Now, from the above sentence, I’m thinking to myself, perhaps, this kind of stuff. Not bad. Part Allman Brothers, part Ennappadam Venkatarama Bhagavatar. Suffices to say (etymology link), I’m thinking fusion of some sort or another. Or if I were a tad more classical savvy, maybe I’m thinking this fashion of fusion. Not exactly my bag, but certainly fusiony, to be sure.

My point is that it’s to everyone’s benefit, especially the layperson’s, that the description matches the product. But here’s what this description did:

…because this is the product (Movement IX, Bel édifice et les presentiments).

At this point I'm asking myself, how did this go so wrong, so quickly?

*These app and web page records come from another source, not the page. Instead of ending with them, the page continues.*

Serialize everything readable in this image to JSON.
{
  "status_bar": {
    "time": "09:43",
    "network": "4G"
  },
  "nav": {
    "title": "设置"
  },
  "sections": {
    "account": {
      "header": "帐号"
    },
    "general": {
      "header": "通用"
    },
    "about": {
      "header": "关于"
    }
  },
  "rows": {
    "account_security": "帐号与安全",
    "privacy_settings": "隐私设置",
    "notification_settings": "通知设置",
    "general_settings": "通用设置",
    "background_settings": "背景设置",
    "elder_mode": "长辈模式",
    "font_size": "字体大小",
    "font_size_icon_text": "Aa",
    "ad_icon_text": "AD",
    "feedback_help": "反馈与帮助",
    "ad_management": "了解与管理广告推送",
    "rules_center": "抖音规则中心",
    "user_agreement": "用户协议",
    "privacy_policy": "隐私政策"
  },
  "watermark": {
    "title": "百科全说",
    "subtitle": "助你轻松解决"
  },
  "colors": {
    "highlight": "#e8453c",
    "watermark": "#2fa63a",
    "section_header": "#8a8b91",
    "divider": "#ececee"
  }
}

I bet I know; and I bet, deep down, you know, too.



The instrumentation was quite novel for Western music at the time [1955], lacking any kind of bass instrument, and drew some influence from the sound of “non-European” instruments, the Xylorimba recalls the African Balafon, the Vibraphone [the] Balinese Gamelan, and the Guitar the Japanese Koto…

I guess a guitar is like a koto; they both utilize plectrums of one kind or another. (Wiki Disclaimer)

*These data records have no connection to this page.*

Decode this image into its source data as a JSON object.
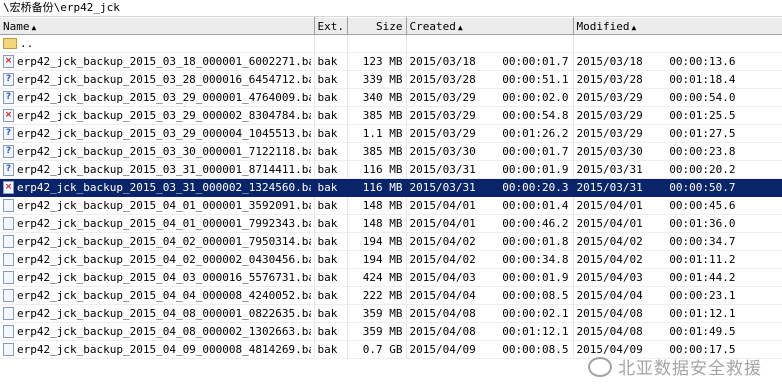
{
  "path": "\\宏桥备份\\erp42_jck",
  "columns": {
    "name": "Name",
    "ext": "Ext.",
    "size": "Size",
    "created": "Created",
    "modified": "Modified"
  },
  "parent": {
    "name": ".."
  },
  "files": [
    {
      "name": "erp42_jck_backup_2015_03_18_000001_6002271.bak",
      "ext": "bak",
      "size": "123 MB",
      "created": "2015/03/18    00:00:01.7",
      "modified": "2015/03/18    00:00:13.6",
      "icon": "error"
    },
    {
      "name": "erp42_jck_backup_2015_03_28_000016_6454712.bak",
      "ext": "bak",
      "size": "339 MB",
      "created": "2015/03/28    00:00:51.1",
      "modified": "2015/03/28    00:01:18.4",
      "icon": "unknown"
    },
    {
      "name": "erp42_jck_backup_2015_03_29_000001_4764009.bak",
      "ext": "bak",
      "size": "340 MB",
      "created": "2015/03/29    00:00:02.0",
      "modified": "2015/03/29    00:00:54.0",
      "icon": "unknown"
    },
    {
      "name": "erp42_jck_backup_2015_03_29_000002_8304784.bak",
      "ext": "bak",
      "size": "385 MB",
      "created": "2015/03/29    00:00:54.8",
      "modified": "2015/03/29    00:01:25.5",
      "icon": "error"
    },
    {
      "name": "erp42_jck_backup_2015_03_29_000004_1045513.bak",
      "ext": "bak",
      "size": "1.1 MB",
      "created": "2015/03/29    00:01:26.2",
      "modified": "2015/03/29    00:01:27.5",
      "icon": "unknown"
    },
    {
      "name": "erp42_jck_backup_2015_03_30_000001_7122118.bak",
      "ext": "bak",
      "size": "385 MB",
      "created": "2015/03/30    00:00:01.7",
      "modified": "2015/03/30    00:00:23.8",
      "icon": "unknown"
    },
    {
      "name": "erp42_jck_backup_2015_03_31_000001_8714411.bak",
      "ext": "bak",
      "size": "116 MB",
      "created": "2015/03/31    00:00:01.9",
      "modified": "2015/03/31    00:00:20.2",
      "icon": "unknown"
    },
    {
      "name": "erp42_jck_backup_2015_03_31_000002_1324560.bak",
      "ext": "bak",
      "size": "116 MB",
      "created": "2015/03/31    00:00:20.3",
      "modified": "2015/03/31    00:00:50.7",
      "icon": "error",
      "selected": true
    },
    {
      "name": "erp42_jck_backup_2015_04_01_000001_3592091.bak",
      "ext": "bak",
      "size": "148 MB",
      "created": "2015/04/01    00:00:01.4",
      "modified": "2015/04/01    00:00:45.6",
      "icon": "file"
    },
    {
      "name": "erp42_jck_backup_2015_04_01_000001_7992343.bak",
      "ext": "bak",
      "size": "148 MB",
      "created": "2015/04/01    00:00:46.2",
      "modified": "2015/04/01    00:01:36.0",
      "icon": "file"
    },
    {
      "name": "erp42_jck_backup_2015_04_02_000001_7950314.bak",
      "ext": "bak",
      "size": "194 MB",
      "created": "2015/04/02    00:00:01.8",
      "modified": "2015/04/02    00:00:34.7",
      "icon": "file"
    },
    {
      "name": "erp42_jck_backup_2015_04_02_000002_0430456.bak",
      "ext": "bak",
      "size": "194 MB",
      "created": "2015/04/02    00:00:34.8",
      "modified": "2015/04/02    00:01:11.2",
      "icon": "file"
    },
    {
      "name": "erp42_jck_backup_2015_04_03_000016_5576731.bak",
      "ext": "bak",
      "size": "424 MB",
      "created": "2015/04/03    00:00:01.9",
      "modified": "2015/04/03    00:01:44.2",
      "icon": "file"
    },
    {
      "name": "erp42_jck_backup_2015_04_04_000008_4240052.bak",
      "ext": "bak",
      "size": "222 MB",
      "created": "2015/04/04    00:00:08.5",
      "modified": "2015/04/04    00:00:23.1",
      "icon": "file"
    },
    {
      "name": "erp42_jck_backup_2015_04_08_000001_0822635.bak",
      "ext": "bak",
      "size": "359 MB",
      "created": "2015/04/08    00:00:02.1",
      "modified": "2015/04/08    00:01:12.1",
      "icon": "file"
    },
    {
      "name": "erp42_jck_backup_2015_04_08_000002_1302663.bak",
      "ext": "bak",
      "size": "359 MB",
      "created": "2015/04/08    00:01:12.1",
      "modified": "2015/04/08    00:01:49.5",
      "icon": "file"
    },
    {
      "name": "erp42_jck_backup_2015_04_09_000008_4814269.bak",
      "ext": "bak",
      "size": "0.7 GB",
      "created": "2015/04/09    00:00:08.5",
      "modified": "2015/04/09    00:00:17.5",
      "icon": "file"
    }
  ],
  "watermark": "北亚数据安全救援",
  "colors": {
    "selection": "#0a246a",
    "error_icon": "#d22020",
    "unknown_icon": "#2a5bd7",
    "header_bg": "#ececec"
  }
}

Figure 1. A koto (left) and a guitar (right) Wait! Sorry. Koto right, guitar left. Or…dammit Boulez!

Unfortunately, whoever pilfered the Wiki entry and, subsequently, wrote the little concert blurb must not have finished reading the entire sentence.

…though “neither the style nor the actual use of these instruments has any connection with these different musical civilizations” (“Speaking, Playing, Singing” (1963) in Boulez 1986, 341).

What’s that you say? A quote from Boulez, himself! Cited, even! (At least an attempt at a citation. To be sure, I double-checked its veracity.)

Now, exactly where "modern jazz" came from is still a mystery.


Gustav said...

It's actually worse than you think, E. From the main wikipedia article on Pierre Boulez:

"Le marteau was a surprising and revolutionary synthesis of many different streams in modern music, as well as seeming to encompass the sound worlds of modern jazz, the Balinese Gamelan, traditional African musics, and traditional Japanese musics."

He could have at least changed up the ordering.

Empiricus said...

Oh my. That explains the Jazz, too.

I'm all for Wikipedia, in the end. But, damn, that disclaimer has to be easier to access. Either that, or people need to, you know, know how to not plagiarize incorrect information--Wiki research is what high school is for.

Gustav said...

Plagiarism is just not the vice it used to be. The whole "digital music should be free" movement has completely devalued intellectual property amongst the young. And for the most part, education has turned into regurgitation with almost no critical thought. When students are given assignments that don't require any more research than using wikipedia, plagiarism is the likely result.

However, this is the second time you've caught a newspaper writer getting lazy. That's pretty inexcusable.